• Break down confusing sentences.
Restate for understanding. Paraphrase, or restate a sentence or a paragraph in your own words. Summarize at appropriate points; review and state the main points of what has happened.
Respond. Think about what the selection means. What does it say to you? What feelings does it evoke in you?
DIRECTIONS: Read the following excerpt from "The Tell-Tale Heart" by Edgar Allen Poe and apply the reading strategies to increase your understanding. In the margin, write notes showing where you reread or read ahead, use context clues, break down confusing  sentences, and restate for understanding. Finally, write your response to the excerpt on the lines provided.

from "The Tell-Tale Heart·· by Edgar Allen Poe
In the following excerpt of this murder mystery story, the narrator is recalling how he planned the crime.
Upon the eighth night I was more than usually cautious in opening the door. A watch's minute hand moves more quickly than did mine.Never before that night, had I felt the extent of my own powers-of my sagacity. I could scarcely contain my feelings of triumph. To  think that there I waSt opening the door, little by little, and he not even to dream of my secret deeds or thoughts. I fairly chuckled at the idea; and perhaps he heard me; for he moved on the bed suddenlYt as if startled.

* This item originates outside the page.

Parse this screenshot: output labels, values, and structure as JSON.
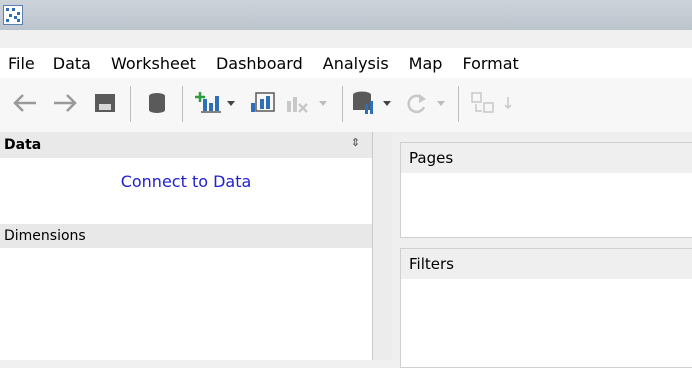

Now you may think that I drew back-but no. His room  was as black as pitch with the thick darkness, (for the shutters were close fastened, through fear of robbersJ and so I knew that he could not see the opening of the door, and I kept pushing it on steadily,steadily.
I had my head in, and was about to open the lantern, when my thumb slipped upon the tin fastening, and the old man sprung up in bed, crying out-flWho's there?fI
I kept quite still and said nothing. For a whole hour I did not move a muscle, and in the meantime I did not hear him lie down. He was stili sitting up in the bed listening;-just as I have done. night after night, hearkening to the death watches in the wall.
Presently I heard a slight groan, and I knew it was the groan of mortal terror. It was not a groan of pain or of grief-oh, no!-it was the low stifled sound that arises from the bottom of the soul when overcharged with awe. I knew the sound well. Many a night, just at midnight, when all the world slept, it has welled up from my own bosom, deepening, with its dreadful echo, the terrors that distracted me. I say I knew it well. I knew what the old man felt, and pitied him, although I chuckled at heart. I knew that he had turned in the bed. His fears had been ever since growing upon him. He had been trying to fancy them causeless, but could not. He had been saying to himself-lilt is nothing but the wind in the chimney-it is only a mouse crossing the floor, II or "it is merely a cricket which has made a  single chirp." Yes, he had been trying to comfort himself with these suppositions; but he had found all in vain. All in vain; because Death, in approaching him had stalked with his black shadow before him, and enveloped the victim. And it was the mournful influence of  the unperceived shadow that caused him to feel-although he neither saw nor heard-to feel the presence of my head within the room.
When I had waited a long time, very patiently, without hearing him lie down, I resolved to open a little-a very, very little crevice in the lantern. So I opened it-you cannot imagine how stealthily, stealthily-until, at length, a simple dim ray, like the thread of a spider, shot  from out the crevice and fell full upon the vulture eye.
It was open-wide, wide open-and I grew furious as I gazed upon it. I saw it with perfect distinctness-all a dull blue, with a hideous veil over it that chilled the very marrow in my bones; but I could see nothing else of the old man's face or person: for I had directed the ray  as if by instinct, precisely upon the damned spot.
And have I not told you that what you mistake for madness is but over acuteness of the senses?-now, I say, there came to my ears a low, dull, quick sound, such as a watch makes when enveloped in cotton. I knew that sound well, too. It was the beating of the old man's heart. It increased my fury, as the beating of a drum stimulates the soldier into courage.

English Vocabulary